${\displaystyle y'=y^{2}/2+f.}$

By the above ${\displaystyle y=-2u'/u}$ where ${\displaystyle u}$ is a solution of the linear ODE

${\displaystyle u''+(1/2)fu=0.}$

Since ${\displaystyle w''/w'=-2u'/u}$, integration gives ${\displaystyle w'=C/u^{2}}$ for some constant ${\displaystyle C}$. On the other hand any other independent solution ${\displaystyle U}$ of the linear ODE has constant non-zero Wronskian ${\displaystyle U'u-Uu'}$ which can be taken to be ${\displaystyle C}$ after scaling. Thus

${\displaystyle w'=(U'u-Uu')/u^{2}=(U/u)'}$

so that the Schwarzian equation has solution ${\displaystyle w=U/u.}$

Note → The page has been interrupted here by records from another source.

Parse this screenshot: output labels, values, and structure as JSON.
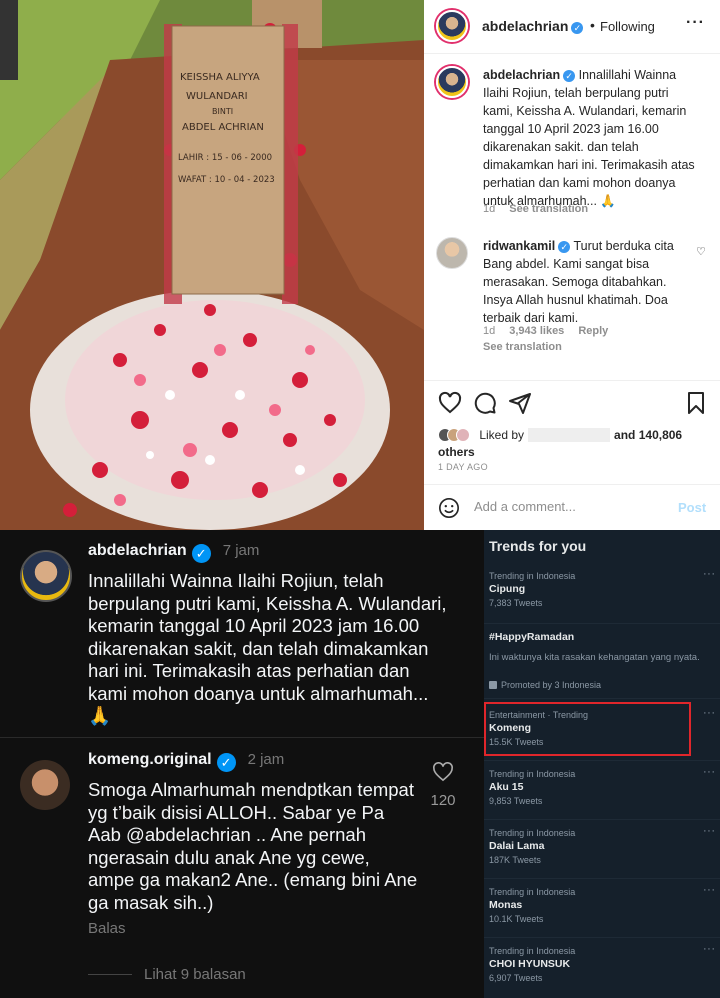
{
  "instagram": {
    "header": {
      "username": "abdelachrian",
      "separator": "•",
      "follow_status": "Following",
      "more_icon": "more-horizontal-icon"
    },
    "caption": {
      "username": "abdelachrian",
      "text": "Innalillahi Wainna Ilaihi Rojiun, telah berpulang putri kami, Keissha A. Wulandari, kemarin tanggal 10 April 2023 jam 16.00 dikarenakan sakit. dan telah dimakamkan hari ini. Terimakasih atas perhatian dan kami mohon doanya untuk almarhumah... 🙏",
      "age": "1d",
      "see_translation": "See translation"
    },
    "comment": {
      "username": "ridwankamil",
      "text": "Turut berduka cita Bang abdel. Kami sangat bisa merasakan. Semoga ditabahkan. Insya Allah husnul khatimah. Doa terbaik dari kami.",
      "age": "1d",
      "likes": "3,943 likes",
      "reply": "Reply",
      "see_translation": "See translation"
    },
    "likes": {
      "prefix": "Liked by",
      "suffix": "and 140,806",
      "others": "others"
    },
    "date": "1 DAY AGO",
    "add_comment_placeholder": "Add a comment...",
    "post_label": "Post",
    "photo": {
      "plaque_lines": [
        "KEISSHA ALIYYA",
        "WULANDARI",
        "BINTI",
        "ABDEL ACHRIAN",
        "LAHIR : 15 - 06 - 2000",
        "WAFAT : 10 - 04 - 2023"
      ]
    }
  },
  "threads": {
    "post": {
      "username": "abdelachrian",
      "time": "7 jam",
      "text": "Innalillahi Wainna Ilaihi Rojiun, telah berpulang putri kami, Keissha A. Wulandari, kemarin tanggal 10 April 2023 jam 16.00 dikarenakan sakit, dan telah dimakamkan hari ini. Terimakasih atas perhatian dan kami mohon doanya untuk almarhumah... 🙏"
    },
    "reply": {
      "username": "komeng.original",
      "time": "2 jam",
      "text": "Smoga Almarhumah mendptkan tempat yg t’baik disisi ALLOH.. Sabar ye Pa Aab @abdelachrian .. Ane pernah ngerasain dulu anak Ane yg cewe, ampe ga makan2 Ane.. (emang bini Ane ga masak sih..)",
      "like_count": "120",
      "reply_label": "Balas",
      "view_replies": "Lihat 9 balasan"
    }
  },
  "twitter": {
    "title": "Trends for you",
    "trends": [
      {
        "category": "Trending in Indonesia",
        "name": "Cipung",
        "count": "7,383 Tweets"
      },
      {
        "category": "",
        "name": "#HappyRamadan",
        "description": "Ini waktunya kita rasakan kehangatan yang nyata.",
        "promoted_by": "Promoted by 3 Indonesia"
      },
      {
        "category": "Entertainment · Trending",
        "name": "Komeng",
        "count": "15.5K Tweets"
      },
      {
        "category": "Trending in Indonesia",
        "name": "Aku 15",
        "count": "9,853 Tweets"
      },
      {
        "category": "Trending in Indonesia",
        "name": "Dalai Lama",
        "count": "187K Tweets"
      },
      {
        "category": "Trending in Indonesia",
        "name": "Monas",
        "count": "10.1K Tweets"
      },
      {
        "category": "Trending in Indonesia",
        "name": "CHOI HYUNSUK",
        "count": "6,907 Tweets"
      }
    ],
    "more_label": "···",
    "highlight_color": "#e0262b"
  }
}
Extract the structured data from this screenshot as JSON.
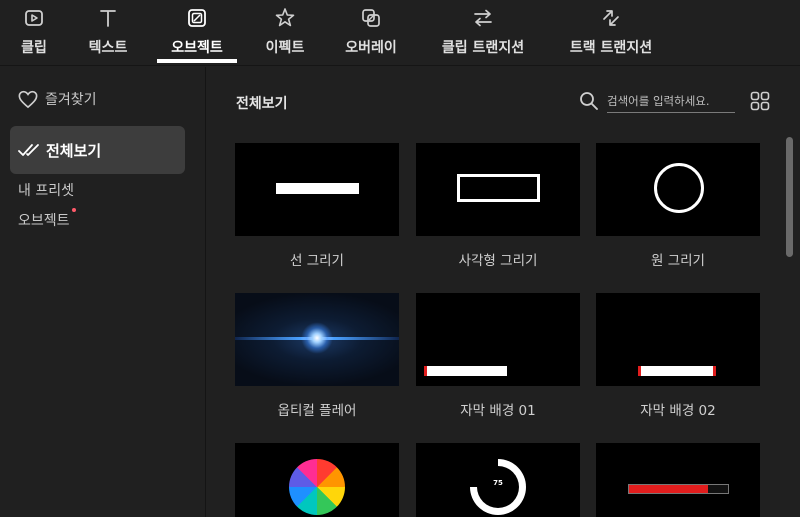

The correspondence between Riccati equations and second-order linear ODEs has other consequences. For example, if one solution of a 2nd order ODE is known, then it is known that another solution can be obtained by quadrature, i.e., a simple integration. The same holds true for the Riccati equation. In fact, if one particular solution ${\displaystyle y_{1}}$ can be found, the general solution is obtained as

${\displaystyle y=y_{1}+u}$

Substituting

${\displaystyle y_{1}+u}$

in the Riccati equation yields

${\displaystyle y_{1}'+u'=q_{0}+q_{1}\cdot (y_{1}+u)+q_{2}\cdot (y_{1}+u)^{2},}$

and since

${\displaystyle y_{1}'=q_{0}+q_{1}\,y_{1}+q_{2}\,y_{1}^{2},}$

it follows that

${\displaystyle u'=q_{1}\,u+2\,q_{2}\,y_{1}\,u+q_{2}\,u^{2}}$

or

${\displaystyle u'-(q_{1}+2\,q_{2}\,y_{1})\,u=q_{2}\,u^{2},}$

which is a Bernoulli equation. The substitution that is needed to solve this Bernoulli equation is

${\displaystyle z={\frac {1}{u}}}$

Substituting

${\displaystyle y=y_{1}+{\frac {1}{z}}}$

directly into the Riccati equation yields the linear equation

${\displaystyle z'+(q_{1}+2\,q_{2}\,y_{1})\,z=-q_{2}}$

A set of solutions to the Riccati equation is then given by

${\displaystyle y=y_{1}+{\frac {1}{z}}}$

where z is the general solution to the aforementioned linear equation.